Updated: Feb 14
By Hannah Pan
For hundreds of years, people have looked to the stars as a guide to find their way around the world. The heavens were relied upon when technology and navigational tools were very simplistic. Yet even today, with advanced satellites and Global Positioning System (GPS), sailors and other navigators use the skies as a guide. Let’s explore the history of celestial navigation, the practice of using the stars, sun, and moon to find one’s way.
Even before the 1400s, celestial navigation was utilized by Pacific Islanders, Persians, and Arabs.1 These people depended upon the stars as landmarks in the sky when sailing. They each came up with different ways to remember the locations of these stars. For example, the Arabs used poems to remember the stars’ positions, while Polynesians drew visual images through the stars by connecting the bright dots in the sky to outline fish and other animals. In addition, Polynesians used the stars’ locations to create more advanced navigational tools, such as the star compass.
A few hundred years later, in 1895, a Canadian seaman named Joshua Slocum embarked on a journey that lasted for three years. He became the first man to single-handedly sail around the world. At this time, there were still no advanced navigational tools, and Slocum had to depend on celestial navigation, specifically a technique known as the “lunar distance method”, which involves measuring angles between the moon and stars to determine one’s longitude.
Celestial navigation usually involves measuring angles between a known celestial body and the horizon. A sextant is used to measure these angles. This tool consists of a telescope attached with a circular arc marked with degrees. The navigator looks through the telescope of the sextant, aligns it with the horizon, and uses the circular arc to measure the angle to the star. These measurements, combined with the chronometer’s measurement of the time of day, are then compared against an almanac. The almanac contains published tables of measurements from which the navigator’s latitude can be determined.
While this method of navigation may seem outdated, it was part of the required U.S. Naval Academy curriculum since 1845 until 1998. Before 1998, Navy members were required to know how to use a sextant and perform the tedious mathematical calculations involved in celestial navigation. Modern navigators and sailors no longer need to know how to use such tools, since computers and advanced technology can easily and more accurately determine a ship’s location now. However, due to today’s threat of possible cyber attacks, celestial navigation was reinstated at the Naval Academy in 2015. Since sextants are completely mechanical tools, they cannot be hacked like satellites and GPS.

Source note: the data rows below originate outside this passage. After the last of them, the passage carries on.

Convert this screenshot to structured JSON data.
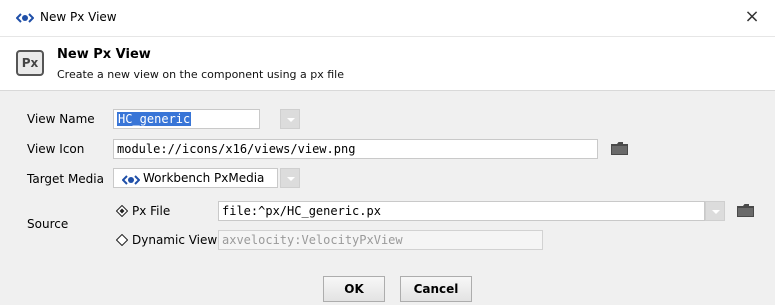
{
  "window": {
    "title": "New Px View",
    "close_glyph": "×"
  },
  "header": {
    "badge": "Px",
    "title": "New Px View",
    "subtitle": "Create a new view on the component using a px file"
  },
  "form": {
    "view_name_label": "View Name",
    "view_name_value": "HC_generic",
    "view_icon_label": "View Icon",
    "view_icon_value": "module://icons/x16/views/view.png",
    "target_media_label": "Target Media",
    "target_media_value": "Workbench PxMedia",
    "source_label": "Source",
    "px_file_label": "Px File",
    "px_file_value": "file:^px/HC_generic.px",
    "px_file_selected": true,
    "dynamic_view_label": "Dynamic View",
    "dynamic_view_value": "axvelocity:VelocityPxView",
    "dynamic_view_selected": false
  },
  "buttons": {
    "ok": "OK",
    "cancel": "Cancel"
  },
  "colors": {
    "accent": "#3875d7",
    "niagara_icon": "#1f4fa8",
    "folder": "#4a4a4a"
  },
  "icons": [
    "niagara-eye-icon",
    "px-badge-icon",
    "folder-icon",
    "dropdown-arrow-icon",
    "radio-icon",
    "close-icon"
  ]
}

Although celestial navigation relies on tools invented long ago, it is a tried and true method that has guided numerous sailors and adventurers for hundreds of year and still continues to do so today.
Editor: Jo Ann Sun